By: A. Nogueira
Release date: June 28th 2017
Running time: 120 minutes
Director: Bong Joon-ho
Language: English, Korean
Main cast: Jake Gyllenhaal, Lily Collins, Tilda Swinton, Paul Dano, Seo-Hyeon Ahn, Steven Yeun
Budget: 50 million USD
Box office: 2.15 million USD
Rotten tomatoes rating: 85%
Personal Rating: 9/10
Google film synopsis: For 10 idyllic years, young Mija has been caretaker and constant companion to Okja - a massive animal and an even bigger friend - at her home in the mountains of South Korea. But that changes when family-owned, multinational conglomerate Mirando Corporation takes Okja for themselves and transports her to New York, where an image-obsessed and self-promoting CEO has big plans for Mija's dearest friend. With no particular plan but single-minded in intent, Mija sets out on a rescue mission.
Okja is a South Korean and American movie, both countries having incredible cinematic works. Although South Korean works are less well known, directors such as Park Chan-wok have achieved a variety of international awards and Netflix’s Okja is likely to add to the collection, with 10 international award nominations and 6 wins.
The movie has an effectively complex mix of genres. While it may be considered an environmentalist adventure combined with science fiction, horror, drama and action, it has a constant humoristic style that prevents it from being too unsettling for certain audiences. Instead, it raises awareness of global issues within the meat industry (although set in a fictional world) and is always enjoyable.
Its cast instantly impresses, with 4 actors being incredibly famous but many others being well known for their works. Seo-Hyeon Ahn gives an incredible performance and although young, she has appeared in a variety of films and TV series from South Korea. The director, similarly, has a variety of acclaimed works such as Snowpiercer (2013) and The Host (2006). Visual effects supervisor Erik-Jan de Boer has previously won an Oscar for his work on Life of Pi and now delivered the incredibly realistic giant pig that is Okja. Cinematography features astounding natural landscapes, combined with sound for a realistic and immersive composition.

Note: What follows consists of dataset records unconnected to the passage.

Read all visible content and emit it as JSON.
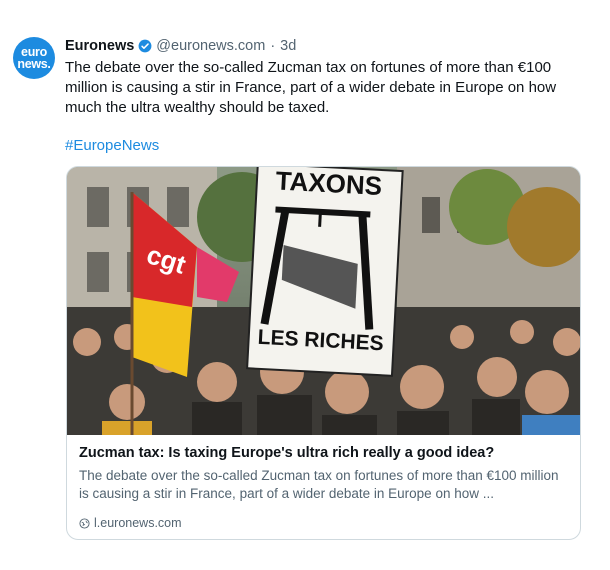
{
  "post": {
    "avatar_text_line1": "euro",
    "avatar_text_line2": "news.",
    "author_name": "Euronews",
    "handle": "@euronews.com",
    "separator": "·",
    "time": "3d",
    "text": "The debate over the so-called Zucman tax on fortunes of more than €100 million is causing a stir in France, part of a wider debate in Europe on how much the ultra wealthy should be taxed.",
    "hashtag": "#EuropeNews",
    "verified_icon": "verified-badge-icon"
  },
  "card": {
    "image_sign_top": "TAXONS",
    "image_sign_bottom": "LES RICHES",
    "image_flag_text": "cgt",
    "title": "Zucman tax: Is taxing Europe's ultra rich really a good idea?",
    "description": "The debate over the so-called Zucman tax on fortunes of more than €100 million is causing a stir in France, part of a wider debate in Europe on how ...",
    "link": "l.euronews.com",
    "link_icon": "globe-icon"
  },
  "colors": {
    "brand": "#1d8be0",
    "text": "#0f1419",
    "muted": "#536471",
    "border": "#cfd9de"
  }
}
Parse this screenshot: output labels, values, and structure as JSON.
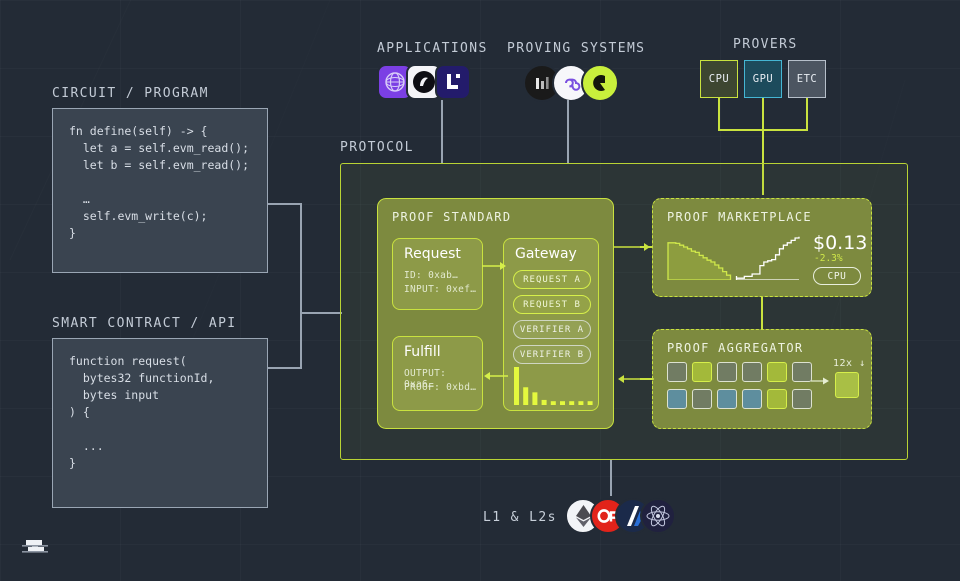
{
  "page": {
    "background": "#232b36",
    "accent": "#c9e23f",
    "panel_green": "#7d8a3f"
  },
  "left_column": {
    "circuit": {
      "label": "CIRCUIT / PROGRAM",
      "code": "fn define(self) -> {\n  let a = self.evm_read();\n  let b = self.evm_read();\n\n  …\n  self.evm_write(c);\n}"
    },
    "contract": {
      "label": "SMART CONTRACT / API",
      "code": "function request(\n  bytes32 functionId,\n  bytes input\n) {\n\n  ...\n}"
    }
  },
  "top": {
    "applications": {
      "label": "APPLICATIONS",
      "icons": [
        {
          "name": "app-icon-globe",
          "bg": "#7b3fe4",
          "fg": "#d6c8f7"
        },
        {
          "name": "app-icon-white",
          "bg": "#f4f4f8",
          "fg": "#12121a"
        },
        {
          "name": "app-icon-lens",
          "bg": "#231b6b",
          "fg": "#ffffff"
        }
      ]
    },
    "proving_systems": {
      "label": "PROVING SYSTEMS",
      "icons": [
        {
          "name": "proving-icon-dark",
          "bg": "#1a1a1a",
          "fg": "#e9e9e9"
        },
        {
          "name": "proving-icon-infinity",
          "bg": "#f7f7fa",
          "fg": "#7a4fe0"
        },
        {
          "name": "proving-icon-lime",
          "bg": "#c9ef3c",
          "fg": "#11140b"
        }
      ]
    },
    "provers": {
      "label": "PROVERS",
      "items": [
        {
          "label": "CPU",
          "border": "#c9e23f",
          "bg": "#3d4631"
        },
        {
          "label": "GPU",
          "border": "#45b6d4",
          "bg": "#1d4b5c"
        },
        {
          "label": "ETC",
          "border": "#b6bfca",
          "bg": "#4c5561"
        }
      ]
    }
  },
  "protocol": {
    "label": "PROTOCOL",
    "proof_standard": {
      "title": "PROOF STANDARD",
      "request": {
        "heading": "Request",
        "rows": [
          "ID: 0xab…",
          "INPUT: 0xef…"
        ]
      },
      "fulfill": {
        "heading": "Fulfill",
        "rows": [
          "OUTPUT: 0xa6…",
          "PROOF: 0xbd…"
        ]
      },
      "gateway": {
        "heading": "Gateway",
        "pills": [
          {
            "label": "REQUEST A",
            "style": "y"
          },
          {
            "label": "REQUEST B",
            "style": "y"
          },
          {
            "label": "VERIFIER A",
            "style": "g"
          },
          {
            "label": "VERIFIER B",
            "style": "g"
          }
        ],
        "bars": [
          30,
          14,
          10,
          4,
          3,
          3,
          3,
          3,
          3
        ]
      }
    },
    "marketplace": {
      "title": "PROOF MARKETPLACE",
      "price": "$0.13",
      "delta": "-2.3%",
      "tag": "CPU",
      "chart": {
        "type": "area",
        "series": [
          {
            "name": "falling",
            "values": [
              62,
              62,
              61,
              58,
              55,
              52,
              48,
              46,
              41,
              37,
              33,
              30,
              25,
              20,
              14,
              8,
              3
            ]
          },
          {
            "name": "rising",
            "values": [
              3,
              3,
              6,
              6,
              10,
              10,
              24,
              30,
              32,
              34,
              42,
              52,
              58,
              62,
              66,
              70,
              72
            ]
          }
        ]
      }
    },
    "aggregator": {
      "title": "PROOF AGGREGATOR",
      "multiplier": "12x",
      "grid": [
        [
          "gray",
          "green",
          "gray",
          "gray",
          "green",
          "gray"
        ],
        [
          "blue",
          "gray",
          "blue",
          "blue",
          "green",
          "gray"
        ]
      ],
      "colors": {
        "gray": "#717c63",
        "green": "#a3b93a",
        "blue": "#5e8e9e",
        "output": "#a9bf45"
      }
    }
  },
  "bottom": {
    "label": "L1 & L2s",
    "icons": [
      {
        "name": "chain-icon-ethereum",
        "bg": "#f2f4f7",
        "fg": "#3c3c3d"
      },
      {
        "name": "chain-icon-optimism",
        "bg": "#e2231a",
        "fg": "#ffffff"
      },
      {
        "name": "chain-icon-arbitrum",
        "bg": "#1b2a4a",
        "fg": "#ffffff"
      },
      {
        "name": "chain-icon-cosmos",
        "bg": "#20213f",
        "fg": "#d8dbec"
      }
    ]
  },
  "logo": {
    "name": "succinct-logo"
  }
}
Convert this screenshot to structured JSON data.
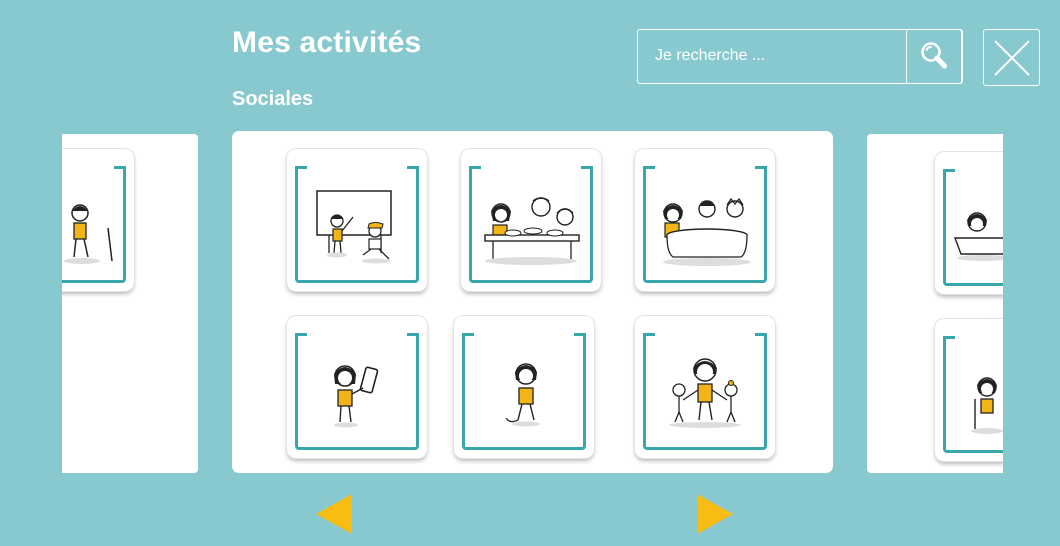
{
  "page": {
    "title": "Mes activités",
    "category": "Sociales"
  },
  "search": {
    "placeholder": "Je recherche ...",
    "icon": "search-icon"
  },
  "close": {
    "icon": "close-icon"
  },
  "colors": {
    "background": "#88c9cf",
    "card_frame": "#37a7ac",
    "figure_accent": "#f2b416",
    "arrow": "#f7bd13"
  },
  "activities": [
    {
      "scene": "teacher-with-student-at-whiteboard"
    },
    {
      "scene": "family-eating-at-table"
    },
    {
      "scene": "group-around-round-table"
    },
    {
      "scene": "person-with-phone"
    },
    {
      "scene": "person-walking"
    },
    {
      "scene": "parent-with-children"
    }
  ],
  "prev_page_activities": [
    {
      "scene": "person-sitting-on-chair"
    }
  ],
  "next_page_activities": [
    {
      "scene": "person-in-bathtub"
    },
    {
      "scene": "person-sitting-on-chair"
    }
  ],
  "navigation": {
    "prev_icon": "arrow-left-icon",
    "next_icon": "arrow-right-icon"
  }
}
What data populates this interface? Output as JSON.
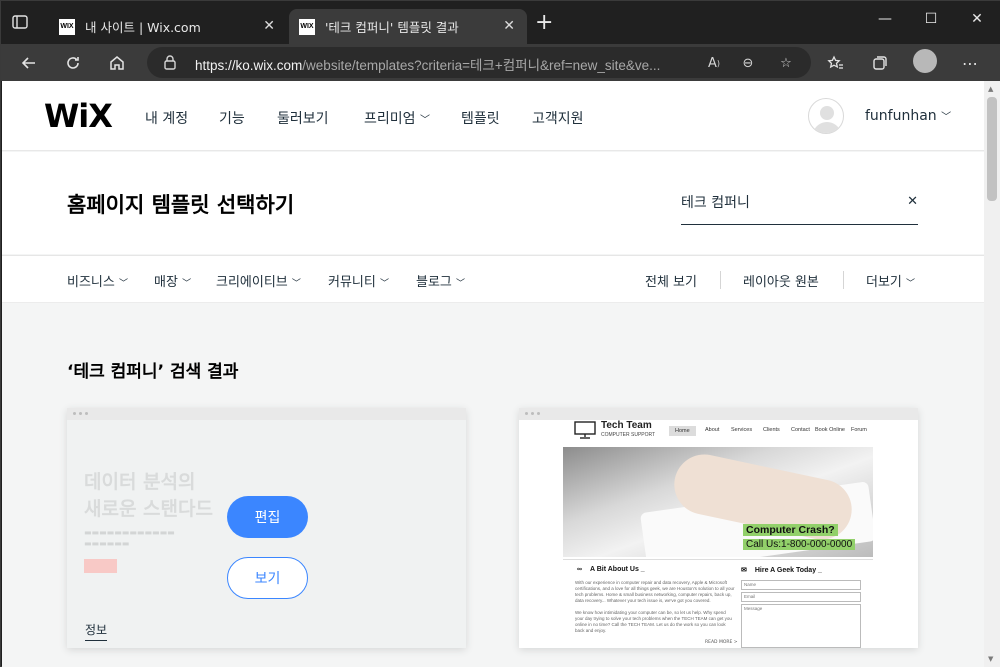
{
  "browser": {
    "tabs": [
      {
        "favicon": "WIX",
        "title": "내 사이트 | Wix.com"
      },
      {
        "favicon": "WIX",
        "title": "'테크 컴퍼니' 템플릿 결과"
      }
    ],
    "url_host": "https://ko.wix.com",
    "url_path": "/website/templates?criteria=테크+컴퍼니&ref=new_site&ve..."
  },
  "site": {
    "logo": "WiX",
    "nav": [
      "내 계정",
      "기능",
      "둘러보기",
      "프리미엄",
      "템플릿",
      "고객지원"
    ],
    "username": "funfunhan",
    "page_title": "홈페이지 템플릿 선택하기",
    "search_value": "테크 컴퍼니",
    "categories": [
      "비즈니스",
      "매장",
      "크리에이티브",
      "커뮤니티",
      "블로그"
    ],
    "right_links": [
      "전체 보기",
      "레이아웃 원본",
      "더보기"
    ],
    "results_title": "‘테크 컴퍼니’ 검색 결과"
  },
  "card1": {
    "headline_1": "데이터 분석의",
    "headline_2": "새로운 스탠다드",
    "edit": "편집",
    "view": "보기",
    "info": "정보"
  },
  "card2": {
    "name": "Tech Team",
    "tagline": "COMPUTER SUPPORT",
    "menu": [
      "Home",
      "About",
      "Services",
      "Clients",
      "Contact",
      "Book Online",
      "Forum"
    ],
    "crash": "Computer Crash?",
    "call": "Call Us:1-800-000-0000",
    "about_title": "A Bit About Us _",
    "hire_title": "Hire A Geek Today _",
    "about_p1": "With our experience in computer repair and data recovery, Apple & Microsoft certifications, and a love for all things geek, we are Houston's solution to all your tech problems. Home & small business networking, computer repairs, back up, data recovery... Whatever your tech issue is, we've got you covered.",
    "about_p2": "We know how intimidating your computer can be, so let us help. Why spend your day trying to solve your tech problems when the TECH TEAM can get you online in no time? Call the TECH TEAM. Let us do the work so you can look back and enjoy.",
    "fields": [
      "Name",
      "Email",
      "Message"
    ],
    "read_more": "READ MORE  >"
  }
}
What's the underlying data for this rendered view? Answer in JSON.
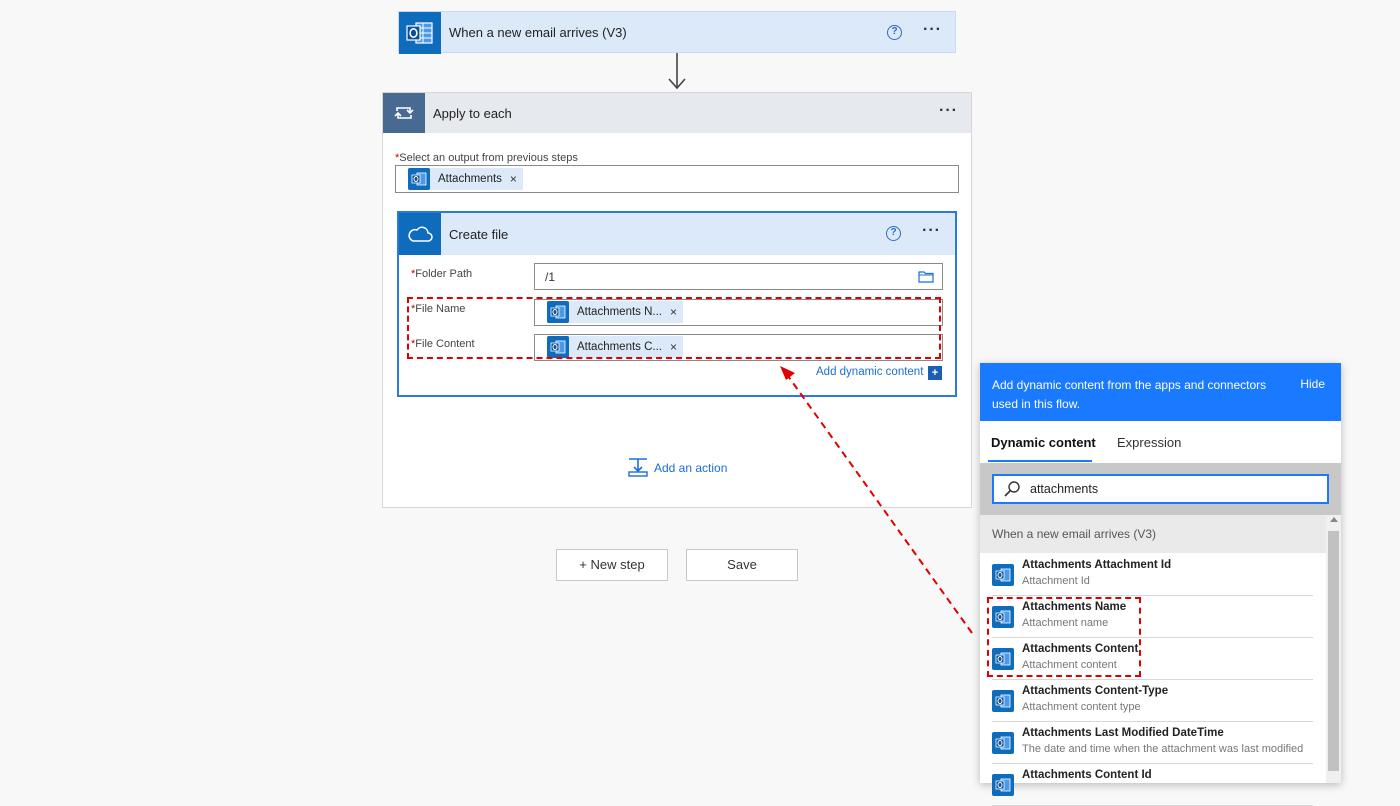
{
  "trigger": {
    "title": "When a new email arrives (V3)",
    "help": "?",
    "more": "···"
  },
  "apply": {
    "title": "Apply to each",
    "more": "···",
    "output_label": "Select an output from previous steps",
    "required_mark": "*",
    "output_token": "Attachments",
    "token_remove": "×"
  },
  "create_file": {
    "title": "Create file",
    "help": "?",
    "more": "···",
    "fields": [
      {
        "label": "Folder Path",
        "value": "/1"
      },
      {
        "label": "File Name",
        "token": "Attachments N..."
      },
      {
        "label": "File Content",
        "token": "Attachments C..."
      }
    ],
    "add_dynamic": "Add dynamic content",
    "add_dynamic_icon": "+"
  },
  "add_action": "Add an action",
  "buttons": {
    "new_step": "+ New step",
    "save": "Save"
  },
  "panel": {
    "description": "Add dynamic content from the apps and connectors used in this flow.",
    "hide": "Hide",
    "tabs": [
      "Dynamic content",
      "Expression"
    ],
    "search_value": "attachments",
    "group_title": "When a new email arrives (V3)",
    "items": [
      {
        "name": "Attachments Attachment Id",
        "sub": "Attachment Id"
      },
      {
        "name": "Attachments Name",
        "sub": "Attachment name"
      },
      {
        "name": "Attachments Content",
        "sub": "Attachment content"
      },
      {
        "name": "Attachments Content-Type",
        "sub": "Attachment content type"
      },
      {
        "name": "Attachments Last Modified DateTime",
        "sub": "The date and time when the attachment was last modified"
      },
      {
        "name": "Attachments Content Id",
        "sub": ""
      }
    ]
  },
  "colors": {
    "accent": "#1979ff",
    "highlight": "#e00000",
    "outlook": "#0f6cbd",
    "loop": "#486991"
  },
  "icons": [
    "outlook-icon",
    "loop-icon",
    "onedrive-cloud-icon",
    "folder-icon",
    "add-action-icon",
    "search-icon"
  ]
}
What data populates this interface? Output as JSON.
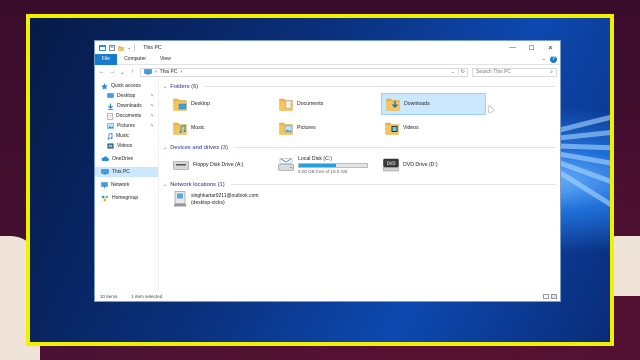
{
  "window": {
    "title": "This PC",
    "controls": {
      "minimize": "—",
      "maximize": "☐",
      "close": "✕"
    }
  },
  "ribbon": {
    "tabs": [
      "File",
      "Computer",
      "View"
    ],
    "chevron": "⌄",
    "help": "?"
  },
  "address": {
    "back": "←",
    "forward": "→",
    "recent": "⌄",
    "up": "↑",
    "sep": "›",
    "path": "This PC",
    "dropdown": "⌄",
    "refresh": "↻",
    "search_placeholder": "Search This PC",
    "search_icon": "⌕"
  },
  "nav": {
    "items": [
      {
        "label": "Quick access",
        "icon": "star-icon",
        "level": 0
      },
      {
        "label": "Desktop",
        "icon": "desktop-icon",
        "level": 1,
        "pinned": true
      },
      {
        "label": "Downloads",
        "icon": "download-icon",
        "level": 1,
        "pinned": true
      },
      {
        "label": "Documents",
        "icon": "document-icon",
        "level": 1,
        "pinned": true
      },
      {
        "label": "Pictures",
        "icon": "pictures-icon",
        "level": 1,
        "pinned": true
      },
      {
        "label": "Music",
        "icon": "music-icon",
        "level": 1
      },
      {
        "label": "Videos",
        "icon": "video-icon",
        "level": 1
      },
      {
        "label": "OneDrive",
        "icon": "cloud-icon",
        "level": 0
      },
      {
        "label": "This PC",
        "icon": "computer-icon",
        "level": 0,
        "selected": true
      },
      {
        "label": "Network",
        "icon": "network-icon",
        "level": 0
      },
      {
        "label": "Homegroup",
        "icon": "homegroup-icon",
        "level": 0
      }
    ],
    "pin_glyph": "✎"
  },
  "groups": {
    "folders": {
      "title": "Folders (6)",
      "items": [
        "Desktop",
        "Documents",
        "Downloads",
        "Music",
        "Pictures",
        "Videos"
      ],
      "hovered": "Downloads"
    },
    "devices": {
      "title": "Devices and drives (3)",
      "floppy": "Floppy Disk Drive (A:)",
      "local": {
        "name": "Local Disk (C:)",
        "free": "9.00 GB free of 19.5 GB",
        "used_fraction": 0.54
      },
      "dvd": "DVD Drive (D:)",
      "dvd_logo": "DVD"
    },
    "network": {
      "title": "Network locations (1)",
      "line1": "singhkartar9211@outlook.com",
      "line2": "(desktop-vicks)"
    },
    "chevron": "⌄"
  },
  "status": {
    "count": "10 items",
    "selected": "1 item selected"
  },
  "colors": {
    "frame": "#f0f000",
    "accent": "#1979ca",
    "folder": "#f6c55a",
    "selection": "#cce8ff",
    "drive_bar": "#26a0da"
  }
}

Although the ending doesn’t disappoint, it does not proceed with the initial quality of the film, but it hardly could. Okja is one of this year’s highlights, with a plot that offers a differentiated perspective of the meat industry yet still incorporating sci-fi elements.